== PROVIDED RECORDS ==
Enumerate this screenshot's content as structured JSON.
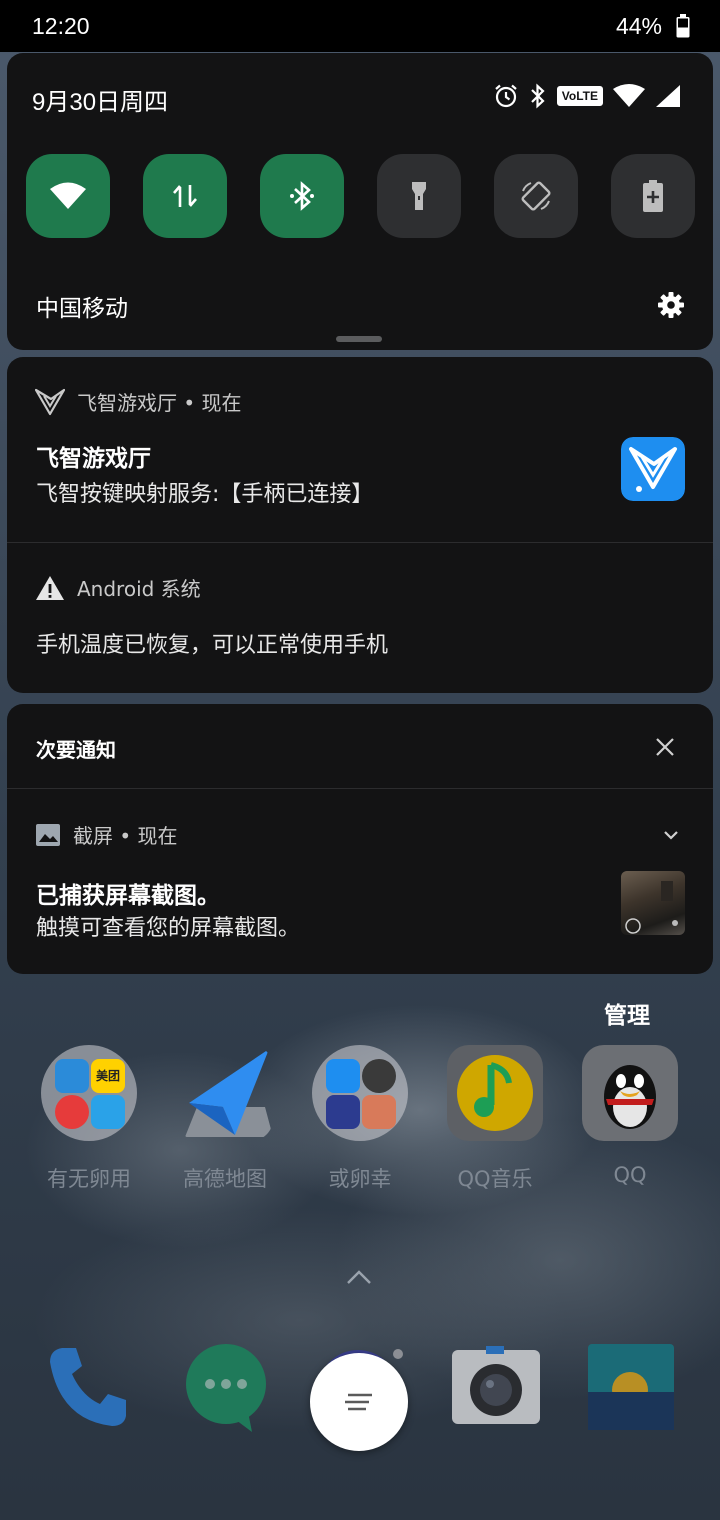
{
  "status_bar": {
    "time": "12:20",
    "battery": "44%"
  },
  "quick_settings": {
    "date": "9月30日周四",
    "volte": "VoLTE",
    "carrier": "中国移动",
    "tiles": [
      {
        "name": "wifi",
        "state": "on"
      },
      {
        "name": "mobile-data",
        "state": "on"
      },
      {
        "name": "bluetooth",
        "state": "on"
      },
      {
        "name": "flashlight",
        "state": "off"
      },
      {
        "name": "auto-rotate",
        "state": "off"
      },
      {
        "name": "battery-saver",
        "state": "off"
      }
    ],
    "accent_on": "#1f7a4d",
    "tile_off": "#2e2f31"
  },
  "notifications": {
    "feizhi": {
      "app_row": "飞智游戏厅 • 现在",
      "title": "飞智游戏厅",
      "text": "飞智按键映射服务:【手柄已连接】"
    },
    "android": {
      "app_row": "Android 系统",
      "text": "手机温度已恢复，可以正常使用手机"
    },
    "minor": {
      "header": "次要通知",
      "app_row": "截屏 • 现在",
      "title": "已捕获屏幕截图。",
      "text": "触摸可查看您的屏幕截图。"
    }
  },
  "home": {
    "manage": "管理",
    "apps": [
      {
        "label": "有无卵用",
        "icon": "folder-icon"
      },
      {
        "label": "高德地图",
        "icon": "amap-icon"
      },
      {
        "label": "或卵幸",
        "icon": "folder-icon"
      },
      {
        "label": "QQ音乐",
        "icon": "qqmusic-icon"
      },
      {
        "label": "QQ",
        "icon": "qq-icon"
      }
    ],
    "folder1_mini_meituan": "美团"
  },
  "dock": [
    "phone-icon",
    "messages-icon",
    "browser-icon",
    "camera-icon",
    "gallery-icon"
  ]
}
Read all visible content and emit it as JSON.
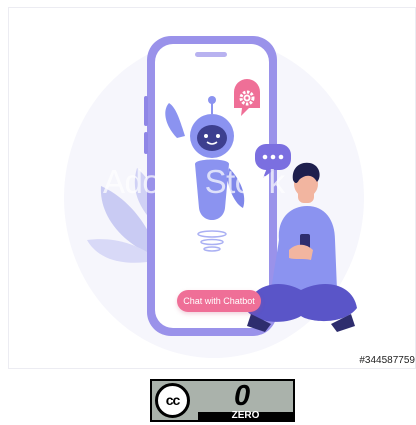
{
  "image": {
    "button_label": "Chat with Chatbot",
    "watermark": "Adobe Stock",
    "stock_id": "#344587759"
  },
  "license_badge": {
    "cc_text": "cc",
    "zero_glyph": "0",
    "zero_label": "ZERO"
  },
  "colors": {
    "phone_frame": "#8f86e6",
    "robot_body": "#8b93f0",
    "pink_bubble": "#ef6f97",
    "purple_bubble": "#7b6fe0",
    "button": "#ef6f97"
  },
  "icons": [
    "gear-icon",
    "ellipsis-icon",
    "robot-illustration",
    "person-illustration",
    "phone-illustration",
    "leaf-illustration"
  ]
}
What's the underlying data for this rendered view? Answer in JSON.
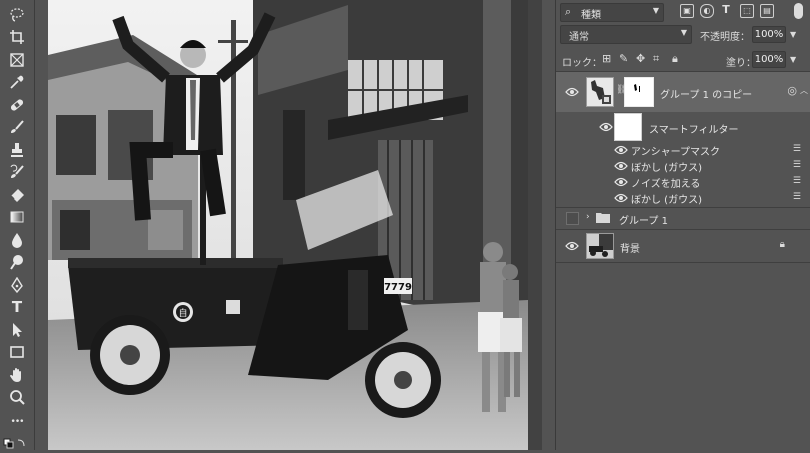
{
  "toolbar": {
    "tools": [
      {
        "icon": "lasso-icon"
      },
      {
        "icon": "crop-icon"
      },
      {
        "icon": "frame-icon"
      },
      {
        "icon": "eyedropper-icon"
      },
      {
        "icon": "healing-brush-icon"
      },
      {
        "icon": "brush-icon"
      },
      {
        "icon": "clone-stamp-icon"
      },
      {
        "icon": "history-brush-icon"
      },
      {
        "icon": "eraser-icon"
      },
      {
        "icon": "gradient-icon"
      },
      {
        "icon": "blur-icon"
      },
      {
        "icon": "dodge-icon"
      },
      {
        "icon": "pen-icon"
      },
      {
        "icon": "type-icon"
      },
      {
        "icon": "path-selection-icon"
      },
      {
        "icon": "rectangle-icon"
      },
      {
        "icon": "hand-icon"
      },
      {
        "icon": "zoom-icon"
      },
      {
        "icon": "more-tools-icon"
      }
    ],
    "type_glyph": "T",
    "more_glyph": "•••"
  },
  "canvas": {
    "plate_text": "7779",
    "emblem_text": "自"
  },
  "layers_panel": {
    "filter_kind": "種類",
    "blend_mode": "通常",
    "opacity_label": "不透明度：",
    "opacity_value": "100%",
    "lock_label": "ロック：",
    "fill_label": "塗り：",
    "fill_value": "100%",
    "layers": [
      {
        "name": "グループ 1 のコピー",
        "visible": true,
        "selected": true
      },
      {
        "name": "スマートフィルター",
        "visible": true
      },
      {
        "name": "アンシャープマスク",
        "visible": true
      },
      {
        "name": "ぼかし (ガウス)",
        "visible": true
      },
      {
        "name": "ノイズを加える",
        "visible": true
      },
      {
        "name": "ぼかし (ガウス)",
        "visible": true
      },
      {
        "name": "グループ 1",
        "visible": false
      },
      {
        "name": "背景",
        "visible": true
      }
    ],
    "colors": {
      "panel_bg": "#535353",
      "selected_row": "#666666",
      "text": "#e6e6e6"
    }
  }
}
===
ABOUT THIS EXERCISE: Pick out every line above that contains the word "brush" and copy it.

OUTPUT OF THE TASK:
        "icon": "healing-brush-icon"
        "icon": "brush-icon"
        "icon": "history-brush-icon"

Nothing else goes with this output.